Well, eventually Jack and R.J. are captured. R.J. breaks Jack out, but starts to Trance because of the drugs, so she asks Jack to kill her, which he does. Then what must have been a joke happens. The fish head guy from earlier shows up out of nowhere to help Jack, but the second they turn to go through the door to fight the bad guys, this happens.


The guy freezes up leaving Jack to deal with them. And deal with them he does by gun, fist, and sword. I bet that was supposed to be a hint or inspiration for the next Trancers movie. Afterwards, it turns out fish head’s circuit board had malfunctioned, but came back to life as soon as the battle was done. Jack returns to the future future and goes before the council.


They give Jack a fancy new title, which Jack correctly knows is just an excuse so they can send him anywhere in time they please along with his new buddy. And that’s it! There’s no reason to see this. I remember stumbling across this at a video store when I was young. No wonder I basically forgot about it’s existence. Since it worked so well at the end of the Trancers II review. Here’s another shot of Thomerson giving a help me I’m stuck making Trancers movies face.


Embracing the Melodrama Part II #53: Someone I Touched (dir by Lou Antonio)

someoneitouch_225In the 1975 made-for-TV venereal disease epic Someone I Touched, there’s a scene of children’s author Cloris Leachman at work.  She’s sitting in her office, typing away on a manual typewriter.  Directly behind her is a crude drawing of a clown.  And to the right of her, there’s a statue of the same creepy clown.  Eventually, her husband (played by James Olson) comes into the office and, after a very long argument, finally forces himself to confess that, as the result of a one-night stand with a grocery store cashier (Glynnis O’Connor), he has syphilis.  And it’s possible that Cloris now has syphilis herself.  And, since Cloris is pregnant, it’s also possible that their baby may be born with syphilis.

And it’s all very serious and very dramatic and certainly, it’s nothing to laugh at.

But, I have to admit, that I could not stop thinking about that creepy clown.  And I have to admit that as Cloris was stumbling back in shock, I started to giggle because I just couldn’t stop thinking about what it must be like to work in an office surrounded by creepy clowns.  It made me think about The Sims and how, if your sims ended up getting depressed, the tragic clown would arrive and just makes things worse.

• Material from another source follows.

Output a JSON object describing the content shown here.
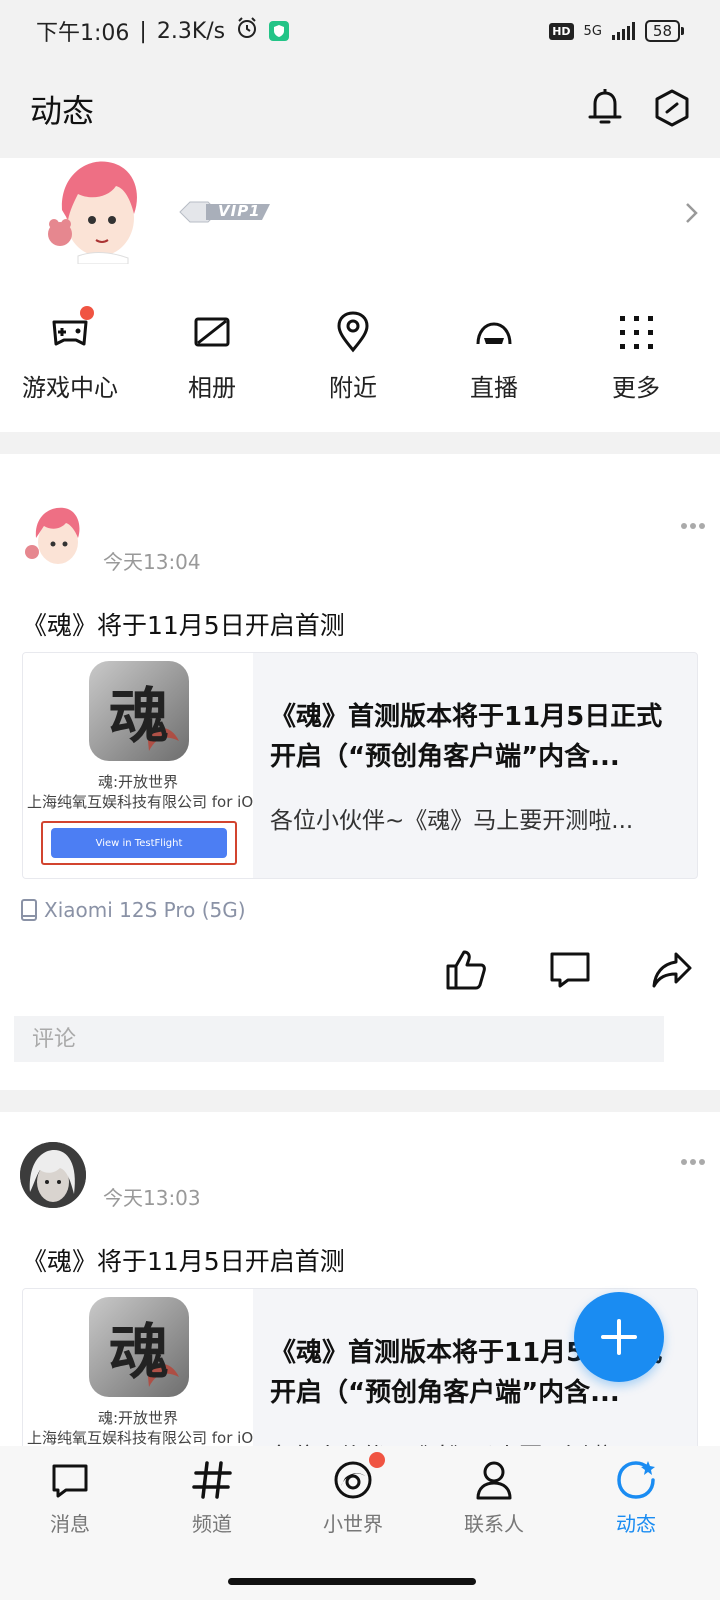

That’s the thing with Someone I Touched.  It’s a very serious film and yet it’s almost impossible to take that seriously.  Whenever a helpful health worker (Andy Robinson, the Scorpio Killer from Dirty Harry) shows up to dispense statistics or the cashier attempts to track down everyone that she’s ever had sex with or Cloris and Olson start to argue about the sad state of their marriage, you’re very aware that the film is dealing with some serious subject matter.  And yet, you can’t take it seriously because of all the little details.  You find yourself fixated on how ugly 70s interior design truly was.  You watch this tiny vein in Olson’s forehead and you worry if it’s going to explode during some of his more dramatic scenes.  You listen to dialogue like, “It (syphilis) can be a real drag if you don’t take care of it” and “Tramps get Syphilis!”  You realize that Leachman is supposed to be playing someone in her mid-30s, even though she was 49 when the film was made.  You listen as Olson explains his recent one night stand by saying, “I was looking down the barrel of my 40th birthday,” despite the fact that Olson looks like he’s in his mid-50s.  And let’s not forget those creepy clowns…

And you just can’t take the movie seriously.  You know that you should but you just can’t.  How could one well-intentioned film produce so many involuntary giggles?

Now, I know you’re probably thinking to yourself, “I would never watch a movie like that!”  But, if you change your mind, Someone I Touched is currently available on Netflix streaming.